I propose to take Questions Nos. 127 to 130, inclusive, together.
The Building Control (Amendment) Regulations 2014 came into effect on 1 March 2014 and require greater accountability in relation to compliance with Building Regulations in the form of statutory certification of design and construction, lodgement of compliance documentation, mandatory inspections during construction and validation and registration of certificates of compliance.
On 15 January 2014, the President of the RIAI wrote to me, and I understand to several other Ministers, seeking deferral of the implementation of the Regulations. I refer to the reply given to Questions Nos. 137 and 138 dated 12 February 2014 which deals comprehensively with the concerns raised in this correspondence.
On 5 February 2014 the Minister for Education and Skills wrote to me seeking that the planned implementation date of 1 March 2014 be deferred by at least 12 months, to ensure the planned school building programme is not put at risk.
My Department immediately consulted with relevant Departments/agencies represented on the Government Contracts Committee for Construction (GCCC), in relation to the implications of the Regulations for the public capital programme. Several Departments/Agencies, including the Department of Education and Skills, the National Development Finance Agency and the Health Services Executive, expressed concerns that the new requirements may cause delays in the Public Capital Programme. Large-scale public infrastructure projects, in particular, are prone to costly delays due to strict national and EU procurement rules which do not generally apply to private sector projects. Other agencies, notably the OPW, reported that the necessary arrangements were in place to administer contracts in accordance with the new requirements.
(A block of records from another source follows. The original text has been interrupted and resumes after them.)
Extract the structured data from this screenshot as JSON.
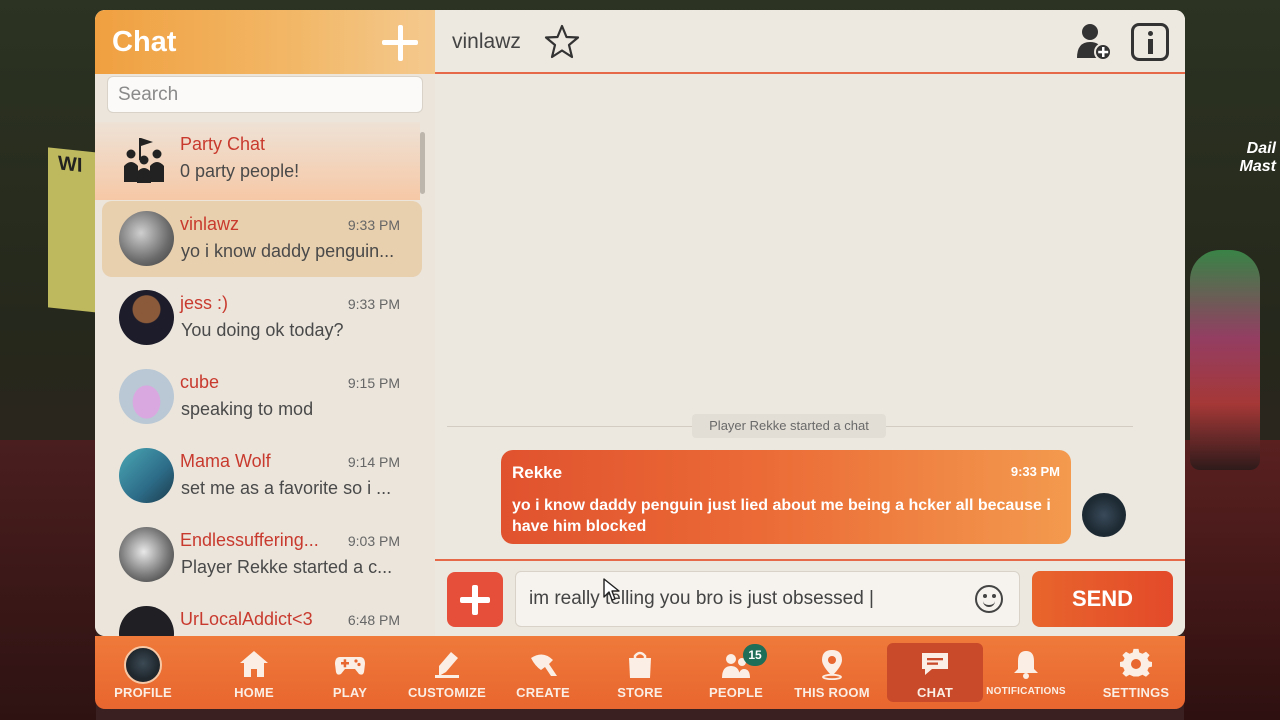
{
  "sidebar": {
    "title": "Chat",
    "search_placeholder": "Search",
    "party": {
      "name": "Party Chat",
      "subtitle": "0 party people!"
    },
    "conversations": [
      {
        "name": "vinlawz",
        "time": "9:33 PM",
        "preview": "yo i know daddy penguin...",
        "active": true
      },
      {
        "name": "jess :)",
        "time": "9:33 PM",
        "preview": "You doing ok today?"
      },
      {
        "name": "cube",
        "time": "9:15 PM",
        "preview": "speaking to mod"
      },
      {
        "name": "Mama Wolf",
        "time": "9:14 PM",
        "preview": "set me as a favorite so i ..."
      },
      {
        "name": "Endlessuffering...",
        "time": "9:03 PM",
        "preview": "Player Rekke started a c..."
      },
      {
        "name": "UrLocalAddict<3",
        "time": "6:48 PM",
        "preview": ""
      }
    ]
  },
  "chat": {
    "title": "vinlawz",
    "system_message": "Player Rekke started a chat",
    "messages": [
      {
        "sender": "Rekke",
        "time": "9:33 PM",
        "text": "yo i know daddy penguin just lied about me being a hcker all because i have him blocked"
      }
    ],
    "composer_value": "im really telling you bro is just obsessed |",
    "send_label": "SEND"
  },
  "nav": {
    "profile": "PROFILE",
    "home": "HOME",
    "play": "PLAY",
    "customize": "CUSTOMIZE",
    "create": "CREATE",
    "store": "STORE",
    "people": "PEOPLE",
    "people_badge": "15",
    "this_room": "THIS ROOM",
    "chat": "CHAT",
    "notifications": "NOTIFICATIONS",
    "settings": "SETTINGS"
  },
  "colors": {
    "accent": "#e8662f",
    "name_red": "#c93a2e",
    "bubble_start": "#e0522e",
    "bubble_end": "#f39a4e"
  },
  "icons": [
    "plus-icon",
    "star-icon",
    "add-friend-icon",
    "info-icon",
    "emoji-icon",
    "home-icon",
    "gamepad-icon",
    "customize-icon",
    "create-icon",
    "store-icon",
    "people-icon",
    "map-pin-icon",
    "chat-icon",
    "bell-icon",
    "gear-icon"
  ]
}
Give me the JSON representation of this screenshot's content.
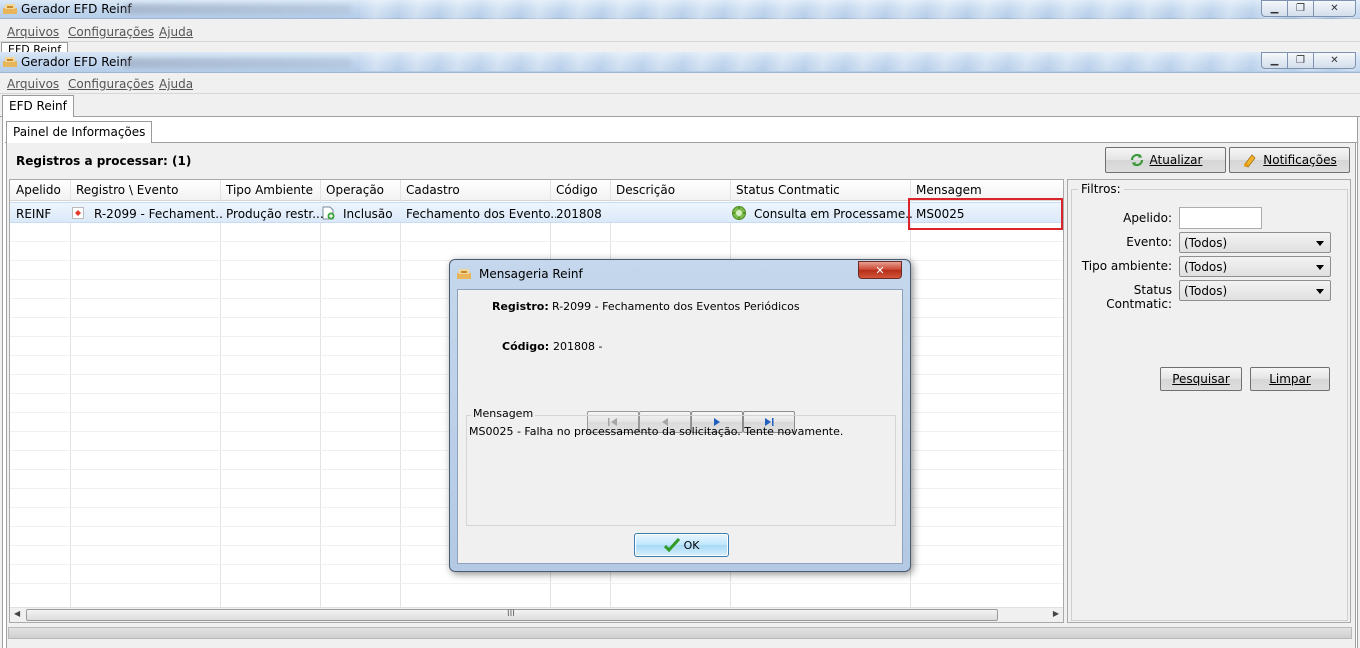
{
  "outer_window": {
    "title": "Gerador EFD Reinf",
    "menu": [
      "Arquivos",
      "Configurações",
      "Ajuda"
    ],
    "tab": "EFD Reinf"
  },
  "window": {
    "title": "Gerador EFD Reinf",
    "menu": [
      "Arquivos",
      "Configurações",
      "Ajuda"
    ],
    "main_tab": "EFD Reinf",
    "sub_tab": "Painel de Informações"
  },
  "grid": {
    "summary": "Registros a processar: (1)",
    "columns": [
      "Apelido",
      "Registro \\ Evento",
      "Tipo Ambiente",
      "Operação",
      "Cadastro",
      "Código",
      "Descrição",
      "Status Contmatic",
      "Mensagem"
    ],
    "rows": [
      {
        "apelido": "REINF",
        "registro": "R-2099 - Fechament...",
        "tipo": "Produção restr...",
        "operacao": "Inclusão",
        "cadastro": "Fechamento dos Evento...",
        "codigo": "201808",
        "descricao": "",
        "status": "Consulta em Processame...",
        "mensagem": "MS0025"
      }
    ]
  },
  "toolbar": {
    "atualizar": "Atualizar",
    "notificacoes": "Notificações"
  },
  "filters": {
    "title": "Filtros:",
    "apelido_label": "Apelido:",
    "apelido_value": "",
    "evento_label": "Evento:",
    "evento_value": "(Todos)",
    "tipo_label": "Tipo ambiente:",
    "tipo_value": "(Todos)",
    "status_label": "Status Contmatic:",
    "status_value": "(Todos)",
    "pesquisar": "Pesquisar",
    "limpar": "Limpar"
  },
  "dialog": {
    "title": "Mensageria Reinf",
    "registro_label": "Registro:",
    "registro_value": "R-2099 - Fechamento dos Eventos Periódicos",
    "codigo_label": "Código:",
    "codigo_value": "201808 -",
    "mensagem_label": "Mensagem",
    "mensagem_text": "MS0025 - Falha no processamento da solicitação. Tente novamente.",
    "ok": "OK"
  },
  "scrollbar_grip": "III",
  "colors": {
    "highlight_box": "#d9242b",
    "selected_row": "#dbe9f9",
    "titlebar": "#c4d8ef"
  }
}
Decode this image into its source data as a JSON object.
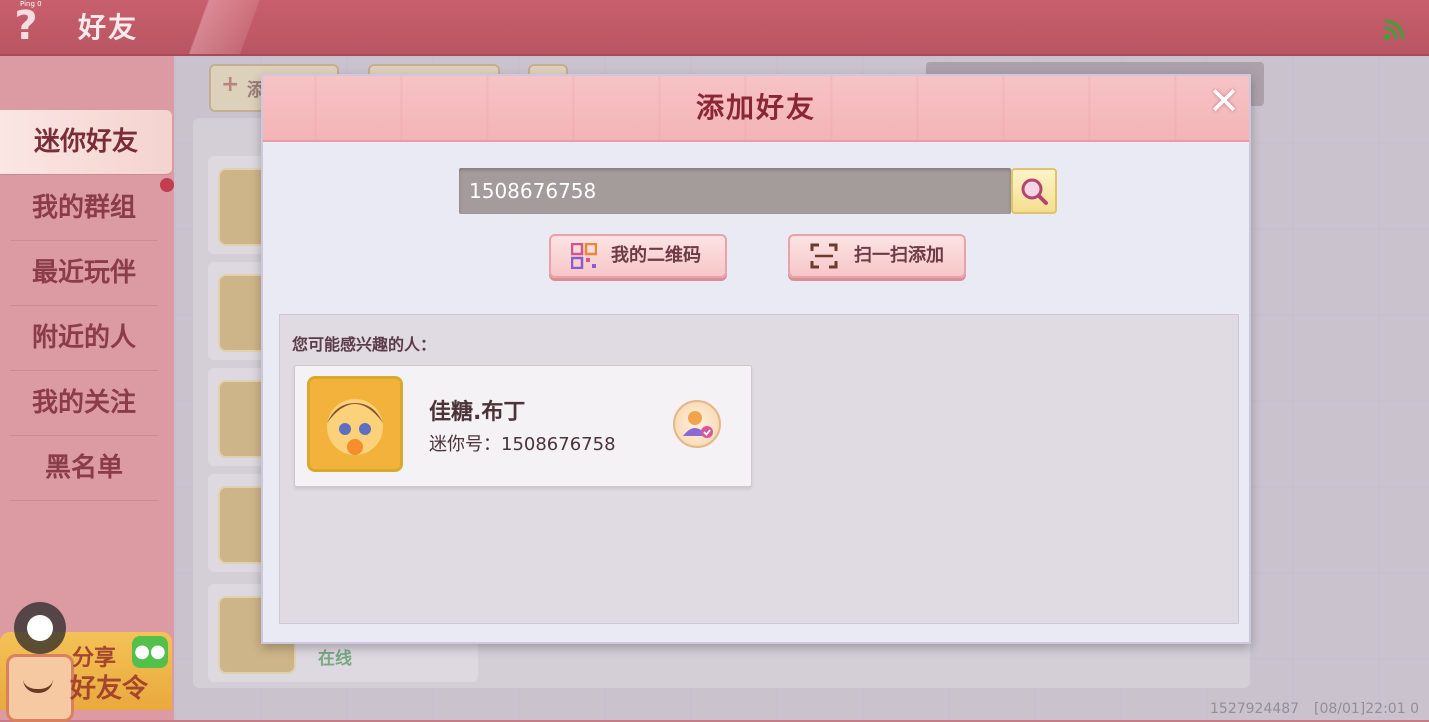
{
  "status": {
    "ping": "Ping 0"
  },
  "topbar": {
    "help_label": "?",
    "title": "好友"
  },
  "sidebar": {
    "items": [
      {
        "label": "迷你好友"
      },
      {
        "label": "我的群组"
      },
      {
        "label": "最近玩伴"
      },
      {
        "label": "附近的人"
      },
      {
        "label": "我的关注"
      },
      {
        "label": "黑名单"
      }
    ],
    "share": {
      "line1": "分享",
      "line2": "好友令"
    }
  },
  "background": {
    "online_text": "在线",
    "add_tab_fragment": "添"
  },
  "dialog": {
    "title": "添加好友",
    "search": {
      "value": "1508676758"
    },
    "qr_button": "我的二维码",
    "scan_button": "扫一扫添加",
    "suggest_title": "您可能感兴趣的人：",
    "suggestion": {
      "name": "佳糖.布丁",
      "id_text": "迷你号：1508676758"
    }
  },
  "footer": {
    "user_id": "1527924487",
    "timestamp": "[08/01]22:01 0"
  },
  "colors": {
    "accent": "#c85f6c",
    "dialog_header": "#f4b4b6",
    "title_text": "#8b2636"
  }
}
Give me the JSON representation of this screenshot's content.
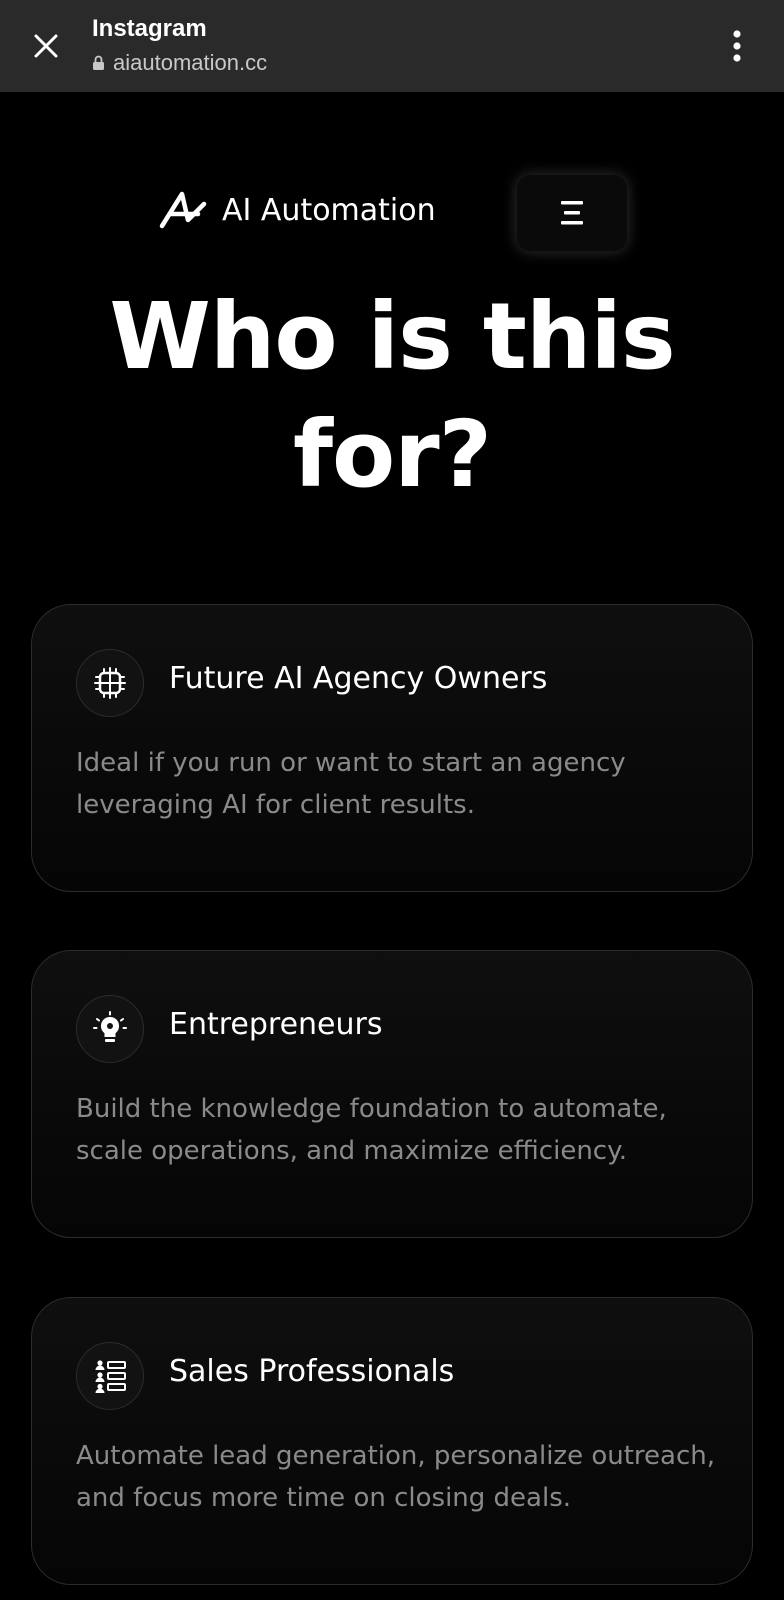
{
  "browser": {
    "title": "Instagram",
    "url": "aiautomation.cc",
    "icons": {
      "close": "close-icon",
      "lock": "lock-icon",
      "menu": "more-vertical-icon"
    }
  },
  "header": {
    "logo_text": "AI Automation",
    "logo_icon": "ai-automation-logo",
    "menu_icon": "hamburger-menu-icon"
  },
  "hero": {
    "title_line1": "Who is this",
    "title_line2": "for?"
  },
  "cards": [
    {
      "icon": "brain-chip-icon",
      "title": "Future AI Agency Owners",
      "desc_line1": "Ideal if you run or want to start an agency",
      "desc_line2": "leveraging AI for client results."
    },
    {
      "icon": "lightbulb-gear-icon",
      "title": "Entrepreneurs",
      "desc_line1": "Build the knowledge foundation to automate,",
      "desc_line2": "scale operations, and maximize efficiency."
    },
    {
      "icon": "people-list-icon",
      "title": "Sales Professionals",
      "desc_line1": "Automate lead generation, personalize outreach,",
      "desc_line2": "and focus more time on closing deals."
    }
  ],
  "colors": {
    "background": "#000000",
    "browser_bar": "#2a2a2a",
    "card_border": "#2c2c2c",
    "text_primary": "#ffffff",
    "text_muted": "#8a8a8a"
  }
}
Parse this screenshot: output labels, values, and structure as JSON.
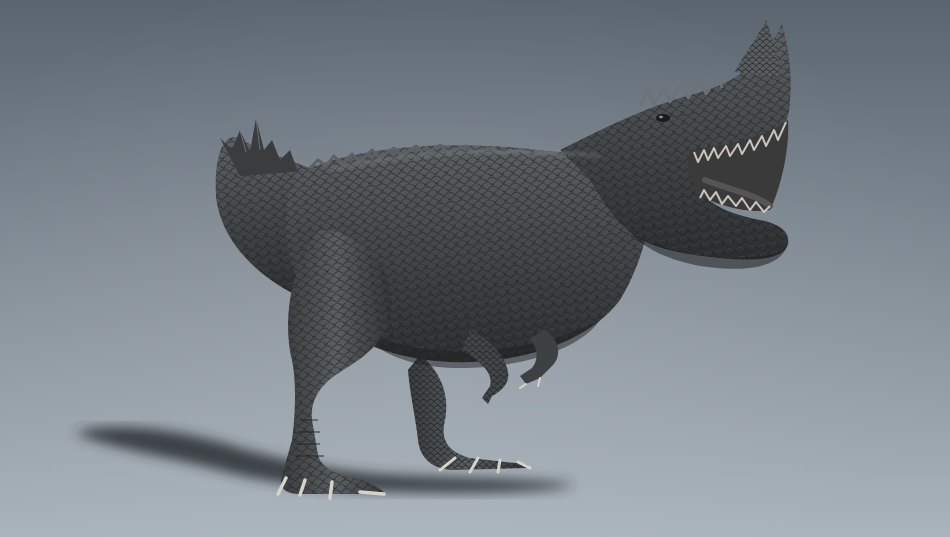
{
  "scene": {
    "subject": "dinosaur-sculpt",
    "colors": {
      "background_top": "#5b6570",
      "background_bottom": "#aab4bc",
      "skin_dark": "#2f3133",
      "skin_mid": "#4a4d50",
      "skin_light": "#6e7275",
      "shadow": "#2b2e31",
      "mouth_inner": "#3a3a3a",
      "teeth": "#c9c6bd"
    }
  }
}
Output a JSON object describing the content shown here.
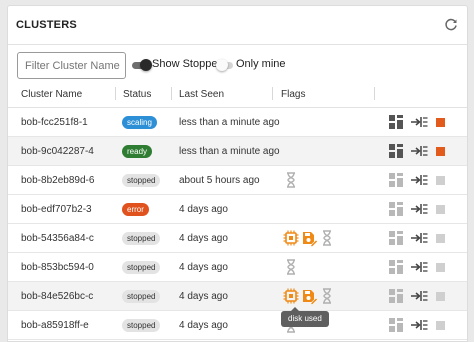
{
  "header": {
    "title": "CLUSTERS",
    "refresh_icon": "refresh-icon"
  },
  "filter": {
    "placeholder": "Filter Cluster Name",
    "value": "Filter Cluster Name"
  },
  "toggles": {
    "show_stopped": {
      "label": "Show Stopped",
      "on": true
    },
    "only_mine": {
      "label": "Only mine",
      "on": false
    }
  },
  "columns": {
    "name": "Cluster Name",
    "status": "Status",
    "last_seen": "Last Seen",
    "flags": "Flags"
  },
  "colors": {
    "scaling": "#2d8fd5",
    "ready": "#2e7d32",
    "error": "#e0531f",
    "stopped": "#e3e3e3",
    "flag_active": "#ef8a17",
    "flag_idle": "#b0b0b0",
    "stop_active": "#e35a1d",
    "stop_idle": "#cfcfcf",
    "icon_active": "#555555",
    "icon_idle": "#b8b8b8"
  },
  "rows": [
    {
      "name": "bob-fcc251f8-1",
      "status": "scaling",
      "last_seen": "less than a minute ago",
      "flags": [],
      "active": true,
      "highlight": false
    },
    {
      "name": "bob-9c042287-4",
      "status": "ready",
      "last_seen": "less than a minute ago",
      "flags": [],
      "active": true,
      "highlight": true
    },
    {
      "name": "bob-8b2eb89d-6",
      "status": "stopped",
      "last_seen": "about 5 hours ago",
      "flags": [
        "hourglass-icon"
      ],
      "active": false,
      "highlight": false
    },
    {
      "name": "bob-edf707b2-3",
      "status": "error",
      "last_seen": "4 days ago",
      "flags": [],
      "active": false,
      "highlight": false
    },
    {
      "name": "bob-54356a84-c",
      "status": "stopped",
      "last_seen": "4 days ago",
      "flags": [
        "cpu-icon",
        "disk-edit-icon",
        "hourglass-icon"
      ],
      "active": false,
      "highlight": false
    },
    {
      "name": "bob-853bc594-0",
      "status": "stopped",
      "last_seen": "4 days ago",
      "flags": [
        "hourglass-icon"
      ],
      "active": false,
      "highlight": false
    },
    {
      "name": "bob-84e526bc-c",
      "status": "stopped",
      "last_seen": "4 days ago",
      "flags": [
        "cpu-icon",
        "disk-edit-icon",
        "hourglass-icon"
      ],
      "active": false,
      "highlight": true
    },
    {
      "name": "bob-a85918ff-e",
      "status": "stopped",
      "last_seen": "4 days ago",
      "flags": [
        "hourglass-icon"
      ],
      "active": false,
      "highlight": false
    }
  ],
  "tooltip": {
    "text": "disk used"
  }
}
Following discussions at GCCC level, an oversight group will be established to deal with issues arising in the first twelve months of the new arrangements. This will ensure that a process is in place to signal at an early date, and resolve, any difficulties in relation to public capital programme projects and major investment projects.
On this basis, the Regulations were amended to provide for an alternative but equivalent means of complying with the requirements to assign a person to inspect and certify the works (the Assigned Certifier) in line with a plan lodged at commencement and implemented during construction. Subject to the oversight group’s determination of the matter, this requirement may be fulfilled by lodgement of such inspection plan, inspection records and certificates as may be deemed appropriate and necessary by the group in order to demonstrate that compliance with the Building Regulations has been achieved for the building or works concerned.
This alternative means of compliance applies to a limited range of public and privately owned buildings classified as first-, second- or third-level places of education; hospitals or primary care centres for which planning permission has already been obtained and for which contract documents will be in place before 1 November 2014 and works will commence before 1 March 2015. It does not amount to a deferral or a derogation of the requirements of the Building Regulations. The sole accommodation given is a n alternative means of compliance with the inspection and certification requirements fulfilled by the Assigned Certifier that will apply to a narrow range of buildings for a temporary period.
I understand that in excess of 100 commencement notices have been lodged on the Building Control Management System since 1 March 2014 suggesting that the necessary arrangements for the successful implementation of the Regulations are in place and are working effectively in practice. In the circumstances, I am satisfied that the concerns raised did not warrant a deferral of the necessary reform of the building control system and I have no plans to broaden the scope of transitional arrangements to other public sector or privately owned projects.